that appear on the Cocurricular Record. Aldous Huxley once said:
"Experience is not what happens to a man; it is what a man does with what
happened to him." Learning is a combination of active and reflective
processes. The many activities and experiences that occur as a part of the
cocurriculum at Truman State University can become even more valuable learning
experiences when opportunities for reflection are included. Reflection
uses a wide variety of higher order thinking skills such as critical analysis,
synthesis, problem-solving, reflective judgment, evaluation and identification
of themes and patterns, and creation of meaning. The purpose of this
website is to help you develop reflection experiences that will enhance the
learning potential of the cocurricular experiences of students for which you
serve as a mentor.
Six principles can help mentors create quality reflection
Connected: Reflection should connect the cocurricular
activity with the student's curricular experiences.
Continuous: Opportunities to reflect should occur
before, during and after the cocurricular experience.
Challenging: Reflection should challenge students to
think in new ways, explore issues more deeply and gain insight into their
own behavior and learning.
Coaching: Through reflection, mentors should provide
a balance of challenge and support. Knowing the mentor is available to
provide necessary coaching and support creates a safe environment within
which the student can excel.
Contextualized: Reflection should be appropriate for
the context and setting of the cocurricular experience, the student's level
of development, the learning objectives of the experience, and the needs of

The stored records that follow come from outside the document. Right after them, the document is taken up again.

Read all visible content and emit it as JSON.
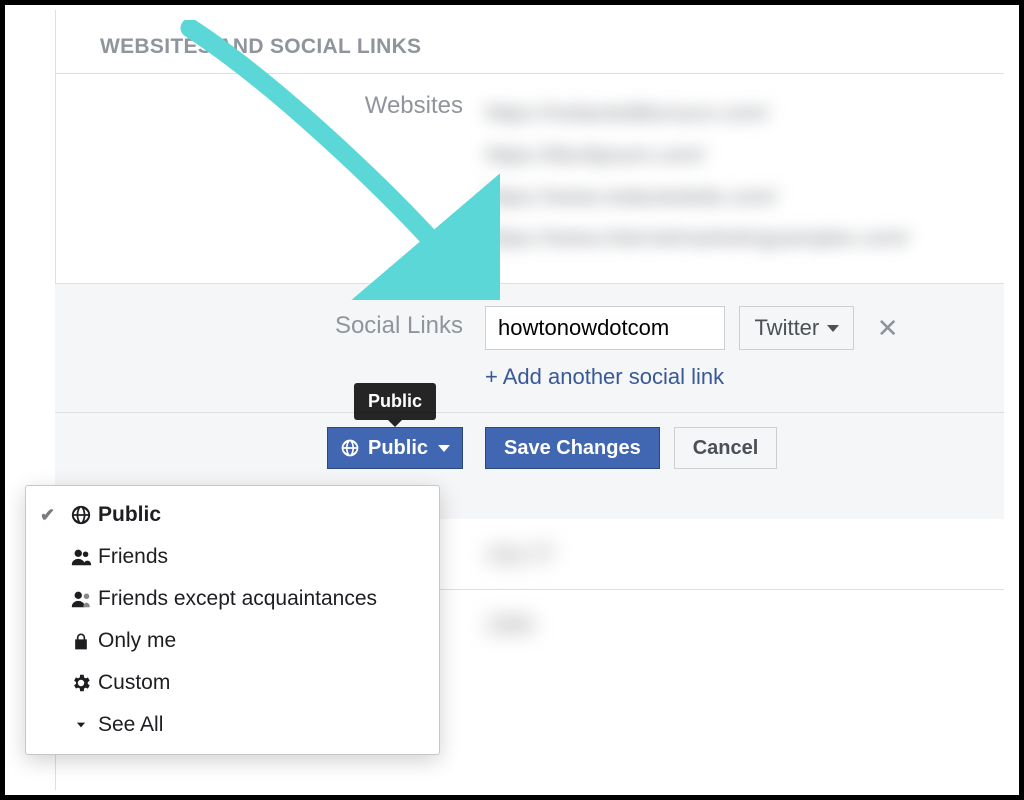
{
  "section_title": "WEBSITES AND SOCIAL LINKS",
  "websites": {
    "label": "Websites"
  },
  "social": {
    "label": "Social Links",
    "input_value": "howtonowdotcom",
    "platform_label": "Twitter",
    "add_more_label": "+ Add another social link"
  },
  "privacy": {
    "button_label": "Public",
    "tooltip": "Public",
    "menu": [
      {
        "label": "Public",
        "icon": "globe",
        "selected": true
      },
      {
        "label": "Friends",
        "icon": "friends",
        "selected": false
      },
      {
        "label": "Friends except acquaintances",
        "icon": "friends-except",
        "selected": false
      },
      {
        "label": "Only me",
        "icon": "lock",
        "selected": false
      },
      {
        "label": "Custom",
        "icon": "gear",
        "selected": false
      },
      {
        "label": "See All",
        "icon": "caret-down",
        "selected": false
      }
    ]
  },
  "actions": {
    "save": "Save Changes",
    "cancel": "Cancel"
  },
  "colors": {
    "fb_blue": "#4267b2",
    "annotation_cyan": "#5bd7d7"
  }
}
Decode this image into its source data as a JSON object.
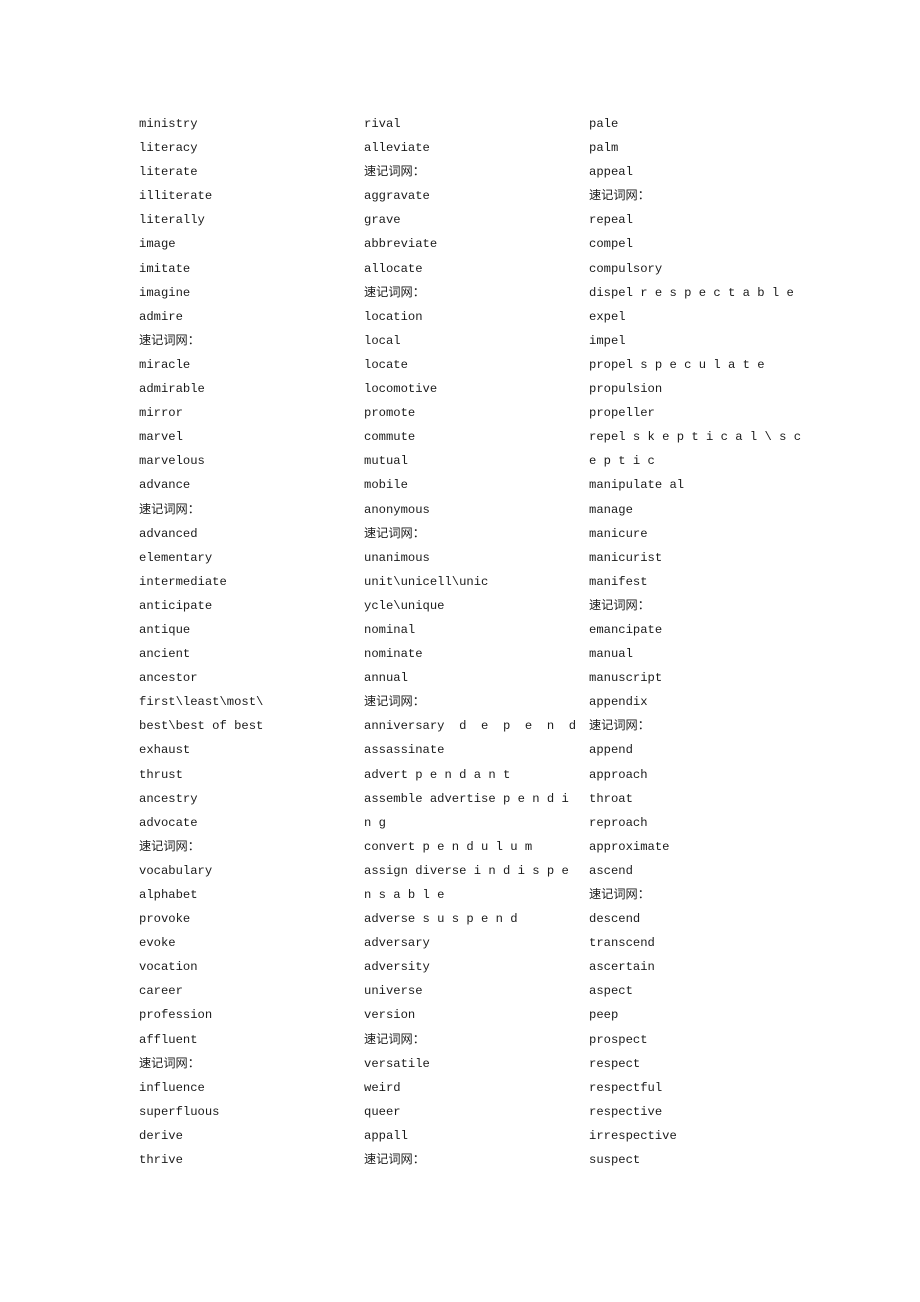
{
  "columns": [
    {
      "lines": [
        "ministry",
        "literacy",
        "literate",
        "illiterate",
        "literally",
        "image",
        "imitate",
        "imagine",
        "admire",
        "速记词网：",
        "miracle",
        "admirable",
        "mirror",
        "marvel",
        "marvelous",
        "advance",
        "速记词网：",
        "advanced",
        "elementary",
        "intermediate",
        "anticipate",
        "antique",
        "ancient",
        "ancestor",
        "first\\least\\most\\",
        "best\\best of best",
        "exhaust",
        "thrust",
        "ancestry",
        "advocate",
        "速记词网：",
        "vocabulary",
        "alphabet",
        "provoke",
        "evoke",
        "vocation",
        "career",
        "profession",
        "affluent",
        "速记词网：",
        "influence",
        "superfluous",
        "derive",
        "thrive"
      ]
    },
    {
      "lines": [
        "rival",
        "alleviate",
        "速记词网：",
        "aggravate",
        "grave",
        "abbreviate",
        "allocate",
        "速记词网：",
        "location",
        "local",
        "locate",
        "locomotive",
        "promote",
        "commute",
        "mutual",
        "mobile",
        "anonymous",
        "速记词网：",
        "unanimous",
        "unit\\unicell\\unic",
        "ycle\\unique",
        "nominal",
        "nominate",
        "annual",
        "速记词网：",
        "anniversary  d  e  p  e  n  d",
        "assassinate",
        "advert p e n d a n t",
        "assemble advertise p e n d i",
        "n g",
        "convert p e n d u l u m",
        "assign diverse i n d i s p e",
        "n s a b l e",
        "adverse s u s p e n d",
        "adversary",
        "adversity",
        "universe",
        "version",
        "速记词网：",
        "versatile",
        "weird",
        "queer",
        "appall",
        "速记词网："
      ]
    },
    {
      "lines": [
        "pale",
        "palm",
        "appeal",
        "速记词网：",
        "repeal",
        "compel",
        "compulsory",
        "dispel r e s p e c t a b l e",
        "expel",
        "impel",
        "propel s p e c u l a t e",
        "propulsion",
        "propeller",
        "repel s k e p t i c a l \\ s c",
        "e p t i c",
        "manipulate al",
        "manage",
        "manicure",
        "manicurist",
        "manifest",
        "速记词网：",
        "emancipate",
        "manual",
        "manuscript",
        "appendix",
        "速记词网：",
        "append",
        "approach",
        "throat",
        "reproach",
        "approximate",
        "ascend",
        "速记词网：",
        "descend",
        "transcend",
        "ascertain",
        "aspect",
        "peep",
        "prospect",
        "respect",
        "respectful",
        "respective",
        "irrespective",
        "suspect"
      ]
    }
  ]
}
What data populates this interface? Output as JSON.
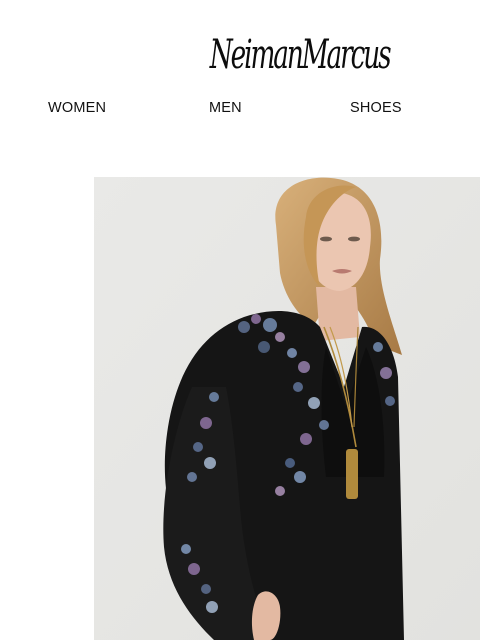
{
  "brand": {
    "logo_text": "NeimanMarcus"
  },
  "nav": {
    "items": [
      {
        "label": "WOMEN"
      },
      {
        "label": "MEN"
      },
      {
        "label": "SHOES"
      }
    ]
  },
  "hero": {
    "colors": {
      "background": "#e7e7e5",
      "garment": "#151515",
      "hair": "#c89a5c",
      "skin": "#e9c3ad",
      "gold": "#b08a3c"
    }
  }
}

the various constituencies served by the particular cocurricular activity.
Communication: Reflection should provide
opportunities for communication with peers, mentors, faculty, staff, and/or
members of the community whenever possible. Reflection is enhanced

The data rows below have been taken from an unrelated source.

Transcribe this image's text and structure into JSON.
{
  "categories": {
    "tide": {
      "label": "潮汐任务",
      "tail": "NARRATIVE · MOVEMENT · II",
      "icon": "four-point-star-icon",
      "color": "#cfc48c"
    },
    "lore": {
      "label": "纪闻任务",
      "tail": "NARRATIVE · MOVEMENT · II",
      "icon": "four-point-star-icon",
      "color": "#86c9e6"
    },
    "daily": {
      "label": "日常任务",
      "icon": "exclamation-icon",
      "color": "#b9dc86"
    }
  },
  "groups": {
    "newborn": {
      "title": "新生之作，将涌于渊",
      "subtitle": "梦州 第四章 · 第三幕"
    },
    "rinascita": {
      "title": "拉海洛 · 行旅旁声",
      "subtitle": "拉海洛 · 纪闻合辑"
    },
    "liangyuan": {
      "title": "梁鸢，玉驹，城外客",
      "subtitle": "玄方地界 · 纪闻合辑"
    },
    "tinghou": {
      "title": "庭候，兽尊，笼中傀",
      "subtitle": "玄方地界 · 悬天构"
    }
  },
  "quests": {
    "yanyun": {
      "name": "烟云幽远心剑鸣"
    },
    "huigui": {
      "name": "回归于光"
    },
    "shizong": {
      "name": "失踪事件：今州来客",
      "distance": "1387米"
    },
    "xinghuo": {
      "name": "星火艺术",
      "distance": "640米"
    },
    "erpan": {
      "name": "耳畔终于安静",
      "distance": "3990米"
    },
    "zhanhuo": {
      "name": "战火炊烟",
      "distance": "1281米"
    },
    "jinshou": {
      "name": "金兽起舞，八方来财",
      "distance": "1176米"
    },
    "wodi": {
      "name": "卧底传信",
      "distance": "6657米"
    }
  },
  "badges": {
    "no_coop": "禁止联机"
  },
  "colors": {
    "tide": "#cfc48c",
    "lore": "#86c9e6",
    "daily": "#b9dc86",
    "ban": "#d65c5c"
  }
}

when the student is exposed to multiple perspectives. (adapted from:
Sample reflection activities include the following: case
studies, journals (i.e. structured, critical incidents, team journals),
portfolios, papers, discussions, focus groups, presentations, and interviews (http://www.compact.org/disciplines/reflection/types.html).
In designing questions to encourage reflection, it may be useful
to think of viewing cocurricular experiences through the following three lenses:
The Mirror (a
clear reflection of the self)
Who am I?
What are my values? What have I learned about myself through this
experience? How have I changed?
(makes the small experience large)
experience. What would I change? What have I learned? Do
my actions make an impact? What more needs to be done? What have
I learned in my classes that helped me in this experience? What have I
learned in this experience that will help me in my classes?
(makes what appears distant, appear closer)
did I encounter in this experience? What factors contributed to the
problem? Did I contribute to the problem? How did we attempt to
solve the problem? What were the results of this intervention?